Manual of Palestinian Arabic, for self-instruction
The present volume has grown out of a need — which I have abundant reason to suppose that others as well as myself have experienced — for some means of acquiring a knowledge of the Arabic dialect spoken, not only in Jerusalem, but with some slight variations, in the whole of Palestine, to-day.
Such manuals as already exist in English are, for the most part, adapted for the Egyptian Arabic, or for the Libanese such as is spoken in Beirut and in the north, or for other special districts,
and may be misleading, especially in nomenclature, to such as have learnt no Arabic whatever; and confusing to those who, like myself, when I came into this part of the country six years ago, are students of the classical language only. Such manuals, moreover, contain many words which occur only in modern, literary Arabic, and which, as not belonging to the vernacular and not understood by the populace, have, in this volume, been carefully excluded.
I have sought to adapt this work to the Arabic student interested in the dialect as such, as well as to those requiring the language for daily use iu Palestine ; also to the passing traveller seeking to make himself understood, and to understand those about him. In these days of multiplication of railways, hotels, and other conveniences of travel, when the often obtrusive dragoman is
happily becoming less of a necessity, the demand for a practical phrase-book is increasingly urgent. The necessary limits of such a Manual obviously preclude the possibility of presenting a Grammar which is exhaustive, even in regard to the vernacular; it is however hoped that it may be found to include all that is necessary for such practical use as has been suggested.

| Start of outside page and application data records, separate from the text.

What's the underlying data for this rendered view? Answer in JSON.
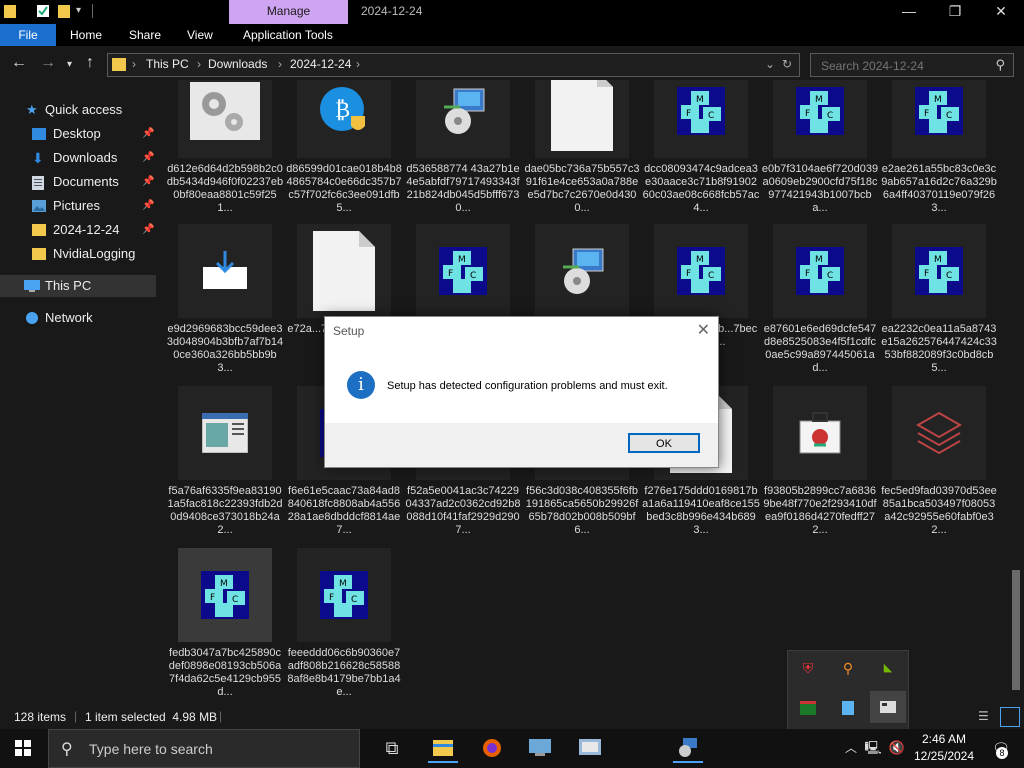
{
  "titlebar": {
    "manage_label": "Manage",
    "window_title": "2024-12-24",
    "minimize": "—",
    "maximize": "❐",
    "close": "✕"
  },
  "ribbon": {
    "tabs": [
      "File",
      "Home",
      "Share",
      "View",
      "Application Tools"
    ]
  },
  "address": {
    "crumbs": [
      "This PC",
      "Downloads",
      "2024-12-24"
    ],
    "search_placeholder": "Search 2024-12-24"
  },
  "nav": {
    "quick_access": "Quick access",
    "items": [
      {
        "label": "Desktop",
        "pinned": true
      },
      {
        "label": "Downloads",
        "pinned": true
      },
      {
        "label": "Documents",
        "pinned": true
      },
      {
        "label": "Pictures",
        "pinned": true
      },
      {
        "label": "2024-12-24",
        "pinned": true
      },
      {
        "label": "NvidiaLogging",
        "pinned": false
      }
    ],
    "this_pc": "This PC",
    "network": "Network"
  },
  "files": [
    {
      "name": "d612e6d64d2b598b2c0db5434d946f0f02237eb0bf80eaa8801c59f251...",
      "icon": "gears-icon"
    },
    {
      "name": "d86599d01cae018b4b84865784c0e66dc357b7c57f702fc6c3ee091dfb5...",
      "icon": "bitcoin-shield-icon"
    },
    {
      "name": "d536588774 43a27b1e4e5abfdf79717493343f21b824db045d5bfff6730...",
      "icon": "installer-icon"
    },
    {
      "name": "dae05bc736a75b557c391f61e4ce653a0a788ee5d7bc7c2670e0d4300...",
      "icon": "blank-file-icon"
    },
    {
      "name": "dcc08093474c9adcea3e30aace3c71b8f9190260c03ae08c668fcb57ac4...",
      "icon": "mfc-icon"
    },
    {
      "name": "e0b7f3104ae6f720d039a0609eb2900cfd75f18c977421943b1007bcba...",
      "icon": "mfc-icon"
    },
    {
      "name": "e2ae261a55bc83c0e3c9ab657a16d2c76a329b6a4ff40370119e079f263...",
      "icon": "mfc-icon"
    },
    {
      "name": "e9d2969683bcc59dee33d048904b3bfb7af7b140ce360a326bb5bb9b3...",
      "icon": "download-tray-icon"
    },
    {
      "name": "e72a...7b59...4054...57e3...",
      "icon": "blank-file-icon"
    },
    {
      "name": "",
      "icon": "mfc-icon"
    },
    {
      "name": "",
      "icon": "installer-icon"
    },
    {
      "name": "...ed401...29a7b...7bec4...32a9...",
      "icon": "mfc-icon"
    },
    {
      "name": "e87601e6ed69dcfe547d8e8525083e4f5f1cdfc0ae5c99a897445061ad...",
      "icon": "mfc-icon"
    },
    {
      "name": "ea2232c0ea11a5a8743e15a262576447424c3353bf882089f3c0bd8cb5...",
      "icon": "mfc-icon"
    },
    {
      "name": "f5a76af6335f9ea831901a5fac818c22393fdb2d0d9408ce373018b24a2...",
      "icon": "window-app-icon"
    },
    {
      "name": "f6e61e5caac73a84ad8840618fc8808ab4a55628a1ae8dbddcf8814ae7...",
      "icon": "mfc-icon"
    },
    {
      "name": "f52a5e0041ac3c7422904337ad2c0362cd92b8088d10f41faf2929d2907...",
      "icon": "mfc-icon"
    },
    {
      "name": "f56c3d038c408355f6fb191865ca5650b29926f65b78d02b008b509bf6...",
      "icon": "mfc-icon"
    },
    {
      "name": "f276e175ddd0169817ba1a6a119410eaf8ce155bed3c8b996e434b6893...",
      "icon": "blank-file-icon"
    },
    {
      "name": "f93805b2899cc7a68369be48f770e2f293410dfea9f0186d4270fedff272...",
      "icon": "briefcase-icon"
    },
    {
      "name": "fec5ed9fad03970d53ee85a1bca503497f08053a42c92955e60fabf0e32...",
      "icon": "layers-icon"
    },
    {
      "name": "fedb3047a7bc425890cdef0898e08193cb506a7f4da62c5e4129cb955d...",
      "icon": "mfc-icon"
    },
    {
      "name": "feeeddd06c6b90360e7adf808b216628c585888af8e8b4179be7bb1a4e...",
      "icon": "mfc-icon"
    }
  ],
  "status": {
    "items": "128 items",
    "selected": "1 item selected  4.98 MB"
  },
  "dialog": {
    "title": "Setup",
    "message": "Setup has detected configuration problems and must exit.",
    "ok": "OK"
  },
  "taskbar": {
    "search_placeholder": "Type here to search",
    "time": "2:46 AM",
    "date": "12/25/2024",
    "notification_count": "8"
  },
  "colors": {
    "manage_tab": "#cfa4f0",
    "file_tab": "#1a6fcf",
    "info_icon": "#1d6fc4"
  }
}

The Latin script has been used throughout, in order to give the precise pronounciation, each word being transliterated as uttered in the vernacular, regardless of its form in literary Arabic from which there are many deviations, especially in the s sounds. The literary